Perhaps the greatest of the fast paced screwball comedies is Howard Hawks’ film starring Cary Grant as a nerdy zoologist who becomes the object of affection by an heiress (Katherine Hepburn) who happens to own “baby,” a pet leopard. Together with “baby” she throws his life into shambles in this non-stop laugh-a-thon. There is so much rapid-fire wit in this film it demands repeated viewings.


As written above, Charlie Chaplin refuses to embrace the popularity of sound movies as he feels that his Little Tramp character would be diminished if his voice were heard. This 1931 classic shows that Chaplin was dead on in his assumption that the power of a movie is not in sound but in writing. Chaplin again plays his Little Tramp character, who falls hopelessly in love with a blind flower girl who, through an ingenious mistake, believes the Tramp to be a millionaire. To say more would ruin the unbridled power this movie still holds, and it has an ending that would move even the most hardened person to tears. This is one of the greatest films ever made.


The first movie blockbuster is also a landmark epic (nearly four hours in length) in glorious color. Based on the novel by Margaret Mitchell, Wind tells the story of families in the South during the Civil War. Many memorable characters emerge, including the spoiled Scarlett O’Hara (Vivien Leigh), the dashing Rhett Butler (Clark Gable), the loyal servant Mammy (Hattie McDaniel), Scarlett’s cousin Melanie (Olivia DeHavilland) and Ashley Wilkes (Leslie Howard). This great Gone with the Wind film contained many memorable set pieces, most notably the burning of Atlanta, and ended with the first use of bad language ever in a motion picture when Rhett leaves Scarlett at the door with the line, “Frankly my dear, I don’t give a damn.”


Of all the horror/monster movies of the decade this is the one that stands out the most with its terrific adventure story and visual effects that were astounding for its time. The story is well known as the film has twice been remade, in 1976 and 2005, and while each has its fans as well as detractors, neither holds up to the power of the original.

Mr. Smith Goes to Washington (1939)

James Stewart gave the performance of his career in Frank Capra’s drama about a young idealist who discovers that the U.S. Senate is filled with nothing but corruption. This is one of those films that demands discussion after it’s over and benefits from repeated viewings.


Based on John Steinbeck’s classic novel is this depression-era set story of two friends, Lenny (Lon Chaney, Jr.), a simple-minded hulk of a man with the mind and temperament of a child, and George (Burgess Meredith), his best friend and protector who move from job to job in the hopes of raising enough money to live on their own ranch where Lenny can tend to rabbits. Unfortunately, Lenny continues to derail their dreams with his accidental use of his strength and innocence, leading to a brutal act of violence that is warranted but ultimately devastating.

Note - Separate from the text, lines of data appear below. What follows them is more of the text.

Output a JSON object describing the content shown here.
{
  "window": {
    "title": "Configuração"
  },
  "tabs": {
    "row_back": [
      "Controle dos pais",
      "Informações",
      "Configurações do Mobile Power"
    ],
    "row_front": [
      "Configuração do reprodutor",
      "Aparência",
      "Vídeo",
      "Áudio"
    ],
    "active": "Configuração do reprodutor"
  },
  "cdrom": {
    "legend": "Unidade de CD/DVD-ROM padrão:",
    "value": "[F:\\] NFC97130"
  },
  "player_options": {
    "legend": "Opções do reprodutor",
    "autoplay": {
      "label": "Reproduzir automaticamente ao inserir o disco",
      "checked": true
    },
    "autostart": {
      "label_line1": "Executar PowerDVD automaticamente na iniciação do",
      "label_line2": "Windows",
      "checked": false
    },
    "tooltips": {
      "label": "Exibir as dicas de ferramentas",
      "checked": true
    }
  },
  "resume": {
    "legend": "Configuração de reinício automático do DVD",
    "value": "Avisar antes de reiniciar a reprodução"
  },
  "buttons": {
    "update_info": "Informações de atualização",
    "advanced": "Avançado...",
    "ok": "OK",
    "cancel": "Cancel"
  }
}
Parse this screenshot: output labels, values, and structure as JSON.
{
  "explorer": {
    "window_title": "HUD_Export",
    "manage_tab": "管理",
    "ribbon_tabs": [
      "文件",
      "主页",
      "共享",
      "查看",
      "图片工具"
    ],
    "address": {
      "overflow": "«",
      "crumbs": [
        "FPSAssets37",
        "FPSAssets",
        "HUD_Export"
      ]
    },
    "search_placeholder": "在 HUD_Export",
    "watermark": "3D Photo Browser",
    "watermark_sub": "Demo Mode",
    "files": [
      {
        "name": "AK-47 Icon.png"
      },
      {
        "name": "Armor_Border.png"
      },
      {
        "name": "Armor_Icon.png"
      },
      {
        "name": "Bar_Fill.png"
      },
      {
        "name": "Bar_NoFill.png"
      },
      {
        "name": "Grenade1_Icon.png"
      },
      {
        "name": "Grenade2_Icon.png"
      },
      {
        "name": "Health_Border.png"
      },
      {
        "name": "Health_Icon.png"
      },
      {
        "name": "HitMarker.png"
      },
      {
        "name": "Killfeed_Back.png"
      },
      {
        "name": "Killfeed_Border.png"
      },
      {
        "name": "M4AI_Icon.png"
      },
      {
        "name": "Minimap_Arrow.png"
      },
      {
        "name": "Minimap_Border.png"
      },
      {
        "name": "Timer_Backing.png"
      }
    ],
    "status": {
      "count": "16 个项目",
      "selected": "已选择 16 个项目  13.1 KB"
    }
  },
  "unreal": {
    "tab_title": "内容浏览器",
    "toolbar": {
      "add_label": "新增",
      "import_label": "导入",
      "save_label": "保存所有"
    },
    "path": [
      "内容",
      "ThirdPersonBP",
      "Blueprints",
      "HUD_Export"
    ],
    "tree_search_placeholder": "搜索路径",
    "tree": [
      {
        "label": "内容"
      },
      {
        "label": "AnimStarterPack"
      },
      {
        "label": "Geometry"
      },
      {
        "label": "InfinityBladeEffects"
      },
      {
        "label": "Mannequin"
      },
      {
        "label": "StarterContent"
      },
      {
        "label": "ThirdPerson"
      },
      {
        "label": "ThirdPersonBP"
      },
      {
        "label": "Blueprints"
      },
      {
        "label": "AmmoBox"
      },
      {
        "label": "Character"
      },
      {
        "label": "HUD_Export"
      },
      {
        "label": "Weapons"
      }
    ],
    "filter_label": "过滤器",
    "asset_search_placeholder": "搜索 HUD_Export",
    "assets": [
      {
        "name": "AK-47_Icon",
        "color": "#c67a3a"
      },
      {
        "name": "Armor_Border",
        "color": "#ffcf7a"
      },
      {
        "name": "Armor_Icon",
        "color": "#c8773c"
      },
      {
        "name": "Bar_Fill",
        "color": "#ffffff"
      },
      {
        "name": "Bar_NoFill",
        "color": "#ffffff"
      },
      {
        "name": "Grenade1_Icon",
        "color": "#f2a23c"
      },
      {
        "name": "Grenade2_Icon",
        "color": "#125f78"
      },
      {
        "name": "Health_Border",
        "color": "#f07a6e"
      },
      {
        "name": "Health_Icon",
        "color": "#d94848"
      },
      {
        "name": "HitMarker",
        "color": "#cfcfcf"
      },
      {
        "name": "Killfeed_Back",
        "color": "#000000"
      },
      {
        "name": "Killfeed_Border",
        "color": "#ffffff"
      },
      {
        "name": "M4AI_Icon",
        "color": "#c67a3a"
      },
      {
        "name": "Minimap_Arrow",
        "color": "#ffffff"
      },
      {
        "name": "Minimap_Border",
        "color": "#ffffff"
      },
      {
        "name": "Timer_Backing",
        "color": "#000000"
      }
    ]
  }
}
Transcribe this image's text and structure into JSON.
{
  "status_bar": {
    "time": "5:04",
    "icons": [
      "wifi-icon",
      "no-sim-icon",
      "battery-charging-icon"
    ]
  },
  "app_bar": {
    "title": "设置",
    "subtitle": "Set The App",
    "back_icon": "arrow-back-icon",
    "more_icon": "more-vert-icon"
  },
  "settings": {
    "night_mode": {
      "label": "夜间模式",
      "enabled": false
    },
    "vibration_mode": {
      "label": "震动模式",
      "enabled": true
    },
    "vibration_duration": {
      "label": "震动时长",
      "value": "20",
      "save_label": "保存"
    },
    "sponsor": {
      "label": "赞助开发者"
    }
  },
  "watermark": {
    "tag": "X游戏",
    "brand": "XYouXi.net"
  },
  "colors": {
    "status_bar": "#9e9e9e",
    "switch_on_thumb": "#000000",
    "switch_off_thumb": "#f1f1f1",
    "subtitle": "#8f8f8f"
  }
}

There have been many terrific children’s films, but none equal this timeless classic with Judy Garland as Dorothy, a farm girl who is transported with her dog Toto to the fantasy land of Oz after a tornado hits. While there, she meets and becomes friends with Scarecrow, The Tin Man, and the Cowardly Lion, who aid in getting Dorothy back home because “there is no place like home.” The film is infused with memorable images (the opening and closing are in black and white while the Oz scenes are in beautiful color) and famous songs. A true masterpiece loved by children and adults.

Author Gwen

Gwen is a freelance artist and writer for film, advertising, corporate projects, and web media. She feels his expertise in the entertainment industry provides a unique opportunity to engage the public through real-life stories and over a decade of experience and knowledge.